The day I’ve been dreading is here. Now that the midterm elections are over (except for the late vote counts and recounts), we’ve arrived at that time in the electoral process when we get flooded with questions about what Democrats need to do with their successes and what kind of candidate will be most successful in the 2020 presidential race.
There are two groups that do a particularly bad job of answering those questions. The first is major media outlets that insist of framing everything as an either/or situation based on a past narrative. We watched that one unfold during the 2018 Democratic primaries when every two weeks there was a different take on whether the results indicated that establishment (read: centrist, moderate) or insurgent (read: leftist, progressive) candidates were winning. It was all based on a myth that local elections were still caught up in the Sanders/Clinton primary.
We’re now seeing the same narrative being forced onto the midterm results and 2020 prospects. For example, here’s how the New York Times promoted an article by Jonathan Martin and Alexander Burns:
Should Democrats pick a 2020 candidate who can aim for the center and pick up votes from disenchanted Trump supporters, or veer to the left with a progressive who can electrify the grassroots? The midterms haven't made the answer any clearer. https://t.co/sfyqyum4sB
— The New York Times (@nytimes) November 11, 2018
From the article:
The schism reflects the party’s longstanding internecine tensions, which flared again this year when insurgents on the left challenged establishment-aligned candidates while voicing urgent calls for change and a more confrontational approach to the president.
The rest of the article is a hot mess that veers from a suggestion that Beto O’Rourke was at the center of those “internecine tensions” as an “unapologetic progressive” to discussions about mobilizing people of color vs. outreach to rural white voters–and then on to middle of the road ideology vs. far-left policy ideas.
That was supposed to fit into a frame of establishment vs insurgent, when the truth is that each of those either/or configurations contain a lot of nuance. For example, Beto O’Rourke certainly embraced some progressive policy goals, but he also ran a campaign that was fueled by optimism and went to great lengths to avoid the negativity of partisanship. For years now, writers here at the Washington Monthly have been talking about the need for Democrats to fight back against corporate consolidation, a very progressive policy goal, as a way to win back white rural voters. Just recently, I pointed out that voters in red (predominantly rural) states embraced several progressive Democratic policies while rejecting their candidates.
The other group that is hard at work trying to convince us how to answer the question about where Democrats go from here is made up of pundits and political consultants who have traditionally taken a side in the either/or framework the media is so quick to embrace. They are using the results of the midterm elections to bolster the views they’ve always had in favor of moderation or boldness. For example, Anne Kim and Will Marshall write:

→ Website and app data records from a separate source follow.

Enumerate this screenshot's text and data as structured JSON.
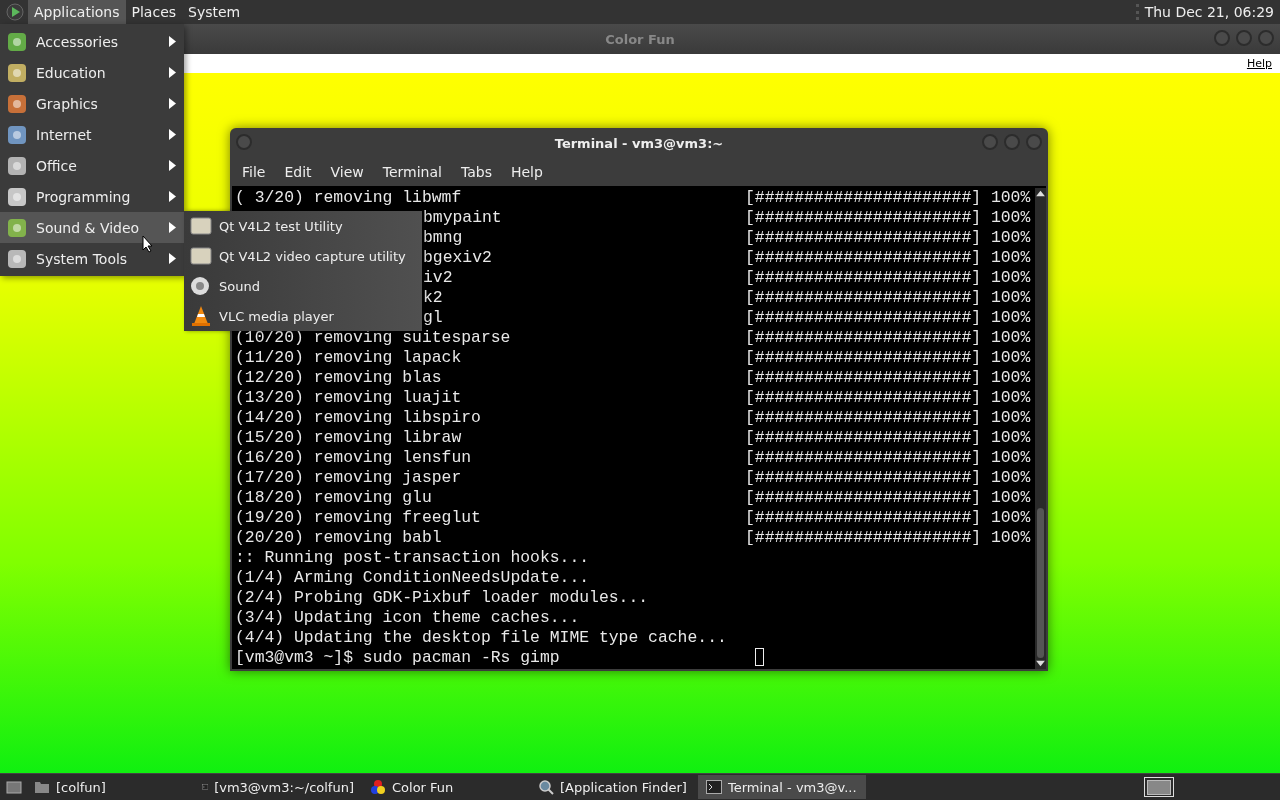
{
  "top_panel": {
    "menus": [
      {
        "label": "Applications",
        "selected": true
      },
      {
        "label": "Places",
        "selected": false
      },
      {
        "label": "System",
        "selected": false
      }
    ],
    "clock": "Thu Dec 21, 06:29"
  },
  "background_window": {
    "title": "Color Fun",
    "menu": [
      "Help"
    ]
  },
  "applications_menu": {
    "items": [
      {
        "label": "Accessories",
        "selected": false
      },
      {
        "label": "Education",
        "selected": false
      },
      {
        "label": "Graphics",
        "selected": false
      },
      {
        "label": "Internet",
        "selected": false
      },
      {
        "label": "Office",
        "selected": false
      },
      {
        "label": "Programming",
        "selected": false
      },
      {
        "label": "Sound & Video",
        "selected": true
      },
      {
        "label": "System Tools",
        "selected": false
      }
    ],
    "submenu": [
      {
        "label": "Qt V4L2 test Utility",
        "kind": "generic"
      },
      {
        "label": "Qt V4L2 video capture utility",
        "kind": "generic"
      },
      {
        "label": "Sound",
        "kind": "sound"
      },
      {
        "label": "VLC media player",
        "kind": "vlc"
      }
    ]
  },
  "terminal": {
    "title": "Terminal - vm3@vm3:~",
    "menu": [
      "File",
      "Edit",
      "View",
      "Terminal",
      "Tabs",
      "Help"
    ],
    "lines": [
      {
        "kind": "progress",
        "text": "( 3/20) removing libwmf",
        "progress": "[######################] 100%"
      },
      {
        "kind": "partial",
        "text": "bmypaint",
        "progress": "[######################] 100%"
      },
      {
        "kind": "partial",
        "text": "bmng",
        "progress": "[######################] 100%"
      },
      {
        "kind": "partial",
        "text": "bgexiv2",
        "progress": "[######################] 100%"
      },
      {
        "kind": "partial",
        "text": "iv2",
        "progress": "[######################] 100%"
      },
      {
        "kind": "partial",
        "text": "k2",
        "progress": "[######################] 100%"
      },
      {
        "kind": "partial",
        "text": "gl",
        "progress": "[######################] 100%"
      },
      {
        "kind": "progress",
        "text": "(10/20) removing suitesparse",
        "progress": "[######################] 100%"
      },
      {
        "kind": "progress",
        "text": "(11/20) removing lapack",
        "progress": "[######################] 100%"
      },
      {
        "kind": "progress",
        "text": "(12/20) removing blas",
        "progress": "[######################] 100%"
      },
      {
        "kind": "progress",
        "text": "(13/20) removing luajit",
        "progress": "[######################] 100%"
      },
      {
        "kind": "progress",
        "text": "(14/20) removing libspiro",
        "progress": "[######################] 100%"
      },
      {
        "kind": "progress",
        "text": "(15/20) removing libraw",
        "progress": "[######################] 100%"
      },
      {
        "kind": "progress",
        "text": "(16/20) removing lensfun",
        "progress": "[######################] 100%"
      },
      {
        "kind": "progress",
        "text": "(17/20) removing jasper",
        "progress": "[######################] 100%"
      },
      {
        "kind": "progress",
        "text": "(18/20) removing glu",
        "progress": "[######################] 100%"
      },
      {
        "kind": "progress",
        "text": "(19/20) removing freeglut",
        "progress": "[######################] 100%"
      },
      {
        "kind": "progress",
        "text": "(20/20) removing babl",
        "progress": "[######################] 100%"
      },
      {
        "kind": "plain",
        "text": ":: Running post-transaction hooks..."
      },
      {
        "kind": "plain",
        "text": "(1/4) Arming ConditionNeedsUpdate..."
      },
      {
        "kind": "plain",
        "text": "(2/4) Probing GDK-Pixbuf loader modules..."
      },
      {
        "kind": "plain",
        "text": "(3/4) Updating icon theme caches..."
      },
      {
        "kind": "plain",
        "text": "(4/4) Updating the desktop file MIME type cache..."
      },
      {
        "kind": "prompt",
        "text": "[vm3@vm3 ~]$ sudo pacman -Rs gimp"
      }
    ]
  },
  "taskbar": {
    "items": [
      {
        "label": "[colfun]",
        "kind": "folder",
        "selected": false
      },
      {
        "label": "[vm3@vm3:~/colfun]",
        "kind": "terminal",
        "selected": false
      },
      {
        "label": "Color Fun",
        "kind": "colors",
        "selected": false
      },
      {
        "label": "[Application Finder]",
        "kind": "finder",
        "selected": false
      },
      {
        "label": "Terminal - vm3@v...",
        "kind": "terminal",
        "selected": true
      }
    ]
  }
}
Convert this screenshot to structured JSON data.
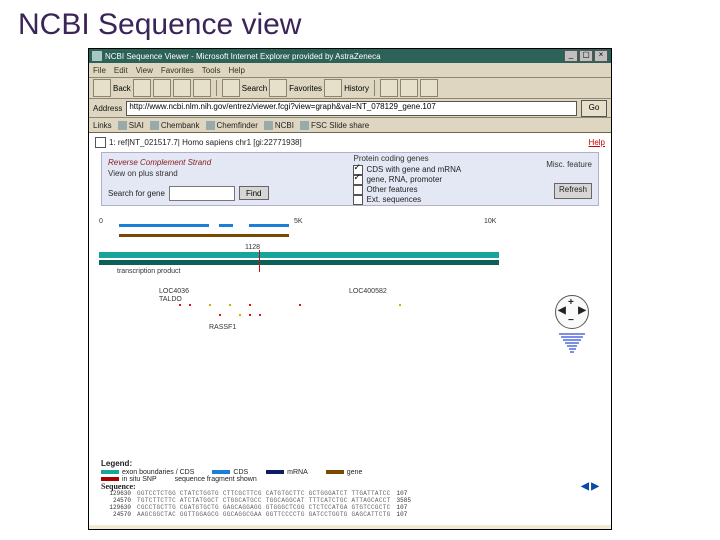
{
  "slide_title": "NCBI Sequence view",
  "window": {
    "title": "NCBI Sequence Viewer - Microsoft Internet Explorer provided by AstraZeneca"
  },
  "menu": [
    "File",
    "Edit",
    "View",
    "Favorites",
    "Tools",
    "Help"
  ],
  "toolbar": {
    "back": "Back",
    "search": "Search",
    "favorites": "Favorites",
    "history": "History"
  },
  "address": {
    "label": "Address",
    "url": "http://www.ncbi.nlm.nih.gov/entrez/viewer.fcgi?view=graph&val=NT_078129_gene.107",
    "go": "Go"
  },
  "links": {
    "label": "Links",
    "items": [
      "SIAI",
      "Chembank",
      "Chemfinder",
      "NCBI",
      "FSC Slide share"
    ]
  },
  "page": {
    "record": "1: ref|NT_021517.7| Homo sapiens chr1 [gi:22771938]",
    "help": "Help"
  },
  "panel": {
    "rev_header": "Reverse Complement Strand",
    "rev_sub": "View on plus strand",
    "search_label": "Search for gene",
    "find": "Find",
    "coding_header": "Protein coding genes",
    "opts": [
      "CDS with gene and mRNA",
      "gene, RNA, promoter",
      "Other features",
      "Ext. sequences"
    ],
    "misc_header": "Misc. feature",
    "refresh": "Refresh"
  },
  "tracks": {
    "start": "0",
    "mid": "5K",
    "end": "10K",
    "scale": "1128",
    "note": "transcription product",
    "genes": [
      "LOC4036",
      "TALDO",
      "LOC400582",
      "RASSF1"
    ]
  },
  "legend": {
    "title": "Legend:",
    "items": [
      "exon boundaries / CDS",
      "CDS",
      "mRNA",
      "gene",
      "in situ SNP",
      "sequence fragment shown"
    ]
  },
  "sequence": {
    "title": "Sequence:",
    "rows": [
      {
        "pos": "129630",
        "seq": "GGTCCTCTGG CTATCTGGTG CTTCGCTTCG CATGTGCTTC GCTGGGATCT TTGATTATCC",
        "end": "107"
      },
      {
        "pos": "24570",
        "seq": "TGTCTTCTTC ATCTATGGCT CTGGCATGCC TGGCAGGCAT TTTCATCTGC ATTAGCACCT",
        "end": "3585"
      },
      {
        "pos": "129630",
        "seq": "CGCCTGCTTG CGATGTGCTG GAGCAGGAGG GTGGGCTCGG CTCTCCATGA GTGTCCGCTC",
        "end": "107"
      },
      {
        "pos": "24570",
        "seq": "AAGCGGCTAC GGTTGGAGCG GGCAGGCGAA GGTTCCCCTG GATCCTGGTG GAGCATTCTG",
        "end": "107"
      }
    ]
  }
}
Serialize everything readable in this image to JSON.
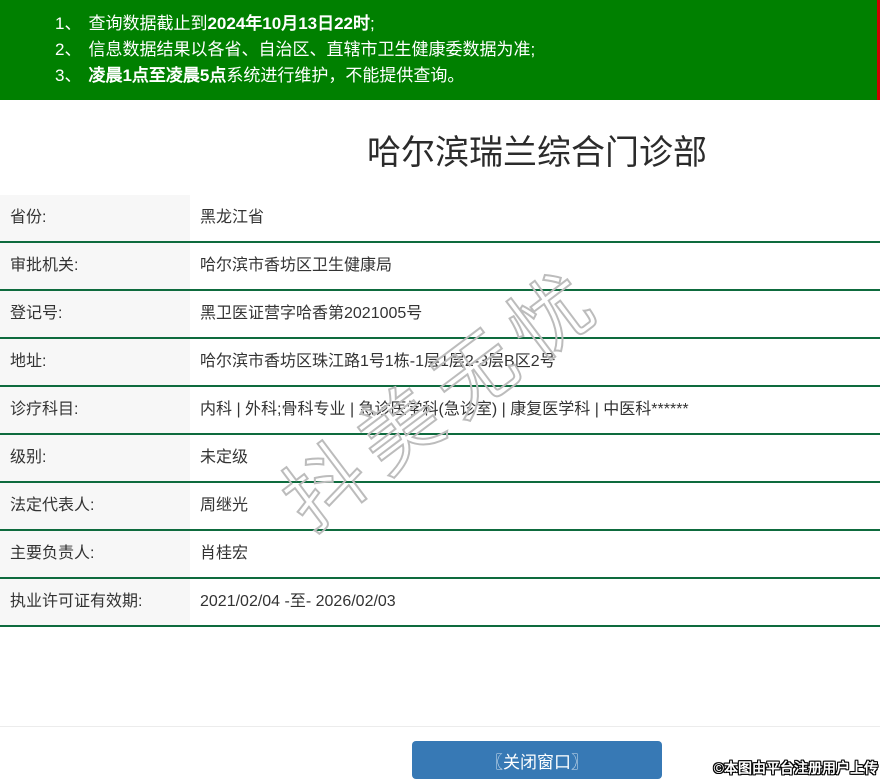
{
  "notice": {
    "lines": [
      {
        "num": "1、",
        "pre": "查询数据截止到",
        "bold": "2024年10月13日22时",
        "post": ";"
      },
      {
        "num": "2、",
        "pre": "信息数据结果以各省、自治区、直辖市卫生健康委数据为准;",
        "bold": "",
        "post": ""
      },
      {
        "num": "3、",
        "pre": "",
        "bold": "凌晨1点至凌晨5点",
        "post": "系统进行维护，不能提供查询。"
      }
    ]
  },
  "page": {
    "title": "哈尔滨瑞兰综合门诊部"
  },
  "table": {
    "rows": [
      {
        "label": "省份:",
        "value": "黑龙江省"
      },
      {
        "label": "审批机关:",
        "value": "哈尔滨市香坊区卫生健康局"
      },
      {
        "label": "登记号:",
        "value": "黑卫医证营字哈香第2021005号"
      },
      {
        "label": "地址:",
        "value": "哈尔滨市香坊区珠江路1号1栋-1层1层2-3层B区2号"
      },
      {
        "label": "诊疗科目:",
        "value": "内科 | 外科;骨科专业 | 急诊医学科(急诊室) | 康复医学科 | 中医科******"
      },
      {
        "label": "级别:",
        "value": "未定级"
      },
      {
        "label": "法定代表人:",
        "value": "周继光"
      },
      {
        "label": "主要负责人:",
        "value": "肖桂宏"
      },
      {
        "label": "执业许可证有效期:",
        "value": "2021/02/04 -至- 2026/02/03"
      }
    ]
  },
  "footer": {
    "close_button_label": "〖关闭窗口〗"
  },
  "watermark": {
    "diagonal_text": "抖美无忧",
    "photo_credit": "©本图由平台注册用户上传"
  },
  "colors": {
    "banner_green": "#008000",
    "row_border_green": "#0e6b3e",
    "button_blue": "#3779b5",
    "red_stripe": "#cc0000",
    "label_cell_bg": "#f7f7f7"
  }
}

For Democrats to maintain and expand this near-majority advantage, they must craft a broadly appealing agenda that brings or keeps independents and less committed partisans—the majority of whom call themselves ‘moderate’—under the tent.
On the other hand, Elaine Godfrey writes about what members of the Congressional Progressive Caucus (CPC) took from the midterms.
…when she was asked about [centrism] at Monday’s press conference, Pramila Jayapal, the vice chair of the CPC, just laughed. “If centrist is defined as ideas that serve the center of the country, then I might agree with that,” she said, citing recent polls showing that the vast majority of Americans support “Medicare for all,” a policy priority that for a long time was championed only by members of the far left.
Whether or not Democratic candidates were endorsed by the CPC or ran on an explicitly progressive platform, progressives believe their agenda was the real winner last week.
There is some truth in both of those viewpoints. While it will be important for Democrats to maintain their gains with suburban white women who label themselves as “moderate,” it is also true that the American public overwhelmingly supports many Democratic policies like raising the minimum wage, continuing to improve access to health care, election reform, common sense gun-safety measures and comprehensive immigration reform. If Democrats fail to take bold steps on issues like those, even support among moderates will begin to erode.
Democrats need to develop a narrative that will take them into the 2020 campaign. But, as my colleague Martin Longman recently pointed out, that narrative should not rely on making a choice between centrism and progressivism, just as it should not be about mobilization vs. persuasion, urban vs. rural, or even, as we’re hearing today, Arizona and Georgia vs Iowa and Ohio. Those are the kinds of divisive frameworks that Republicans are trying to foist on the country. The essence of the Democratic response should be to reject them all in favor of unity—e pluribus unum—out of many one.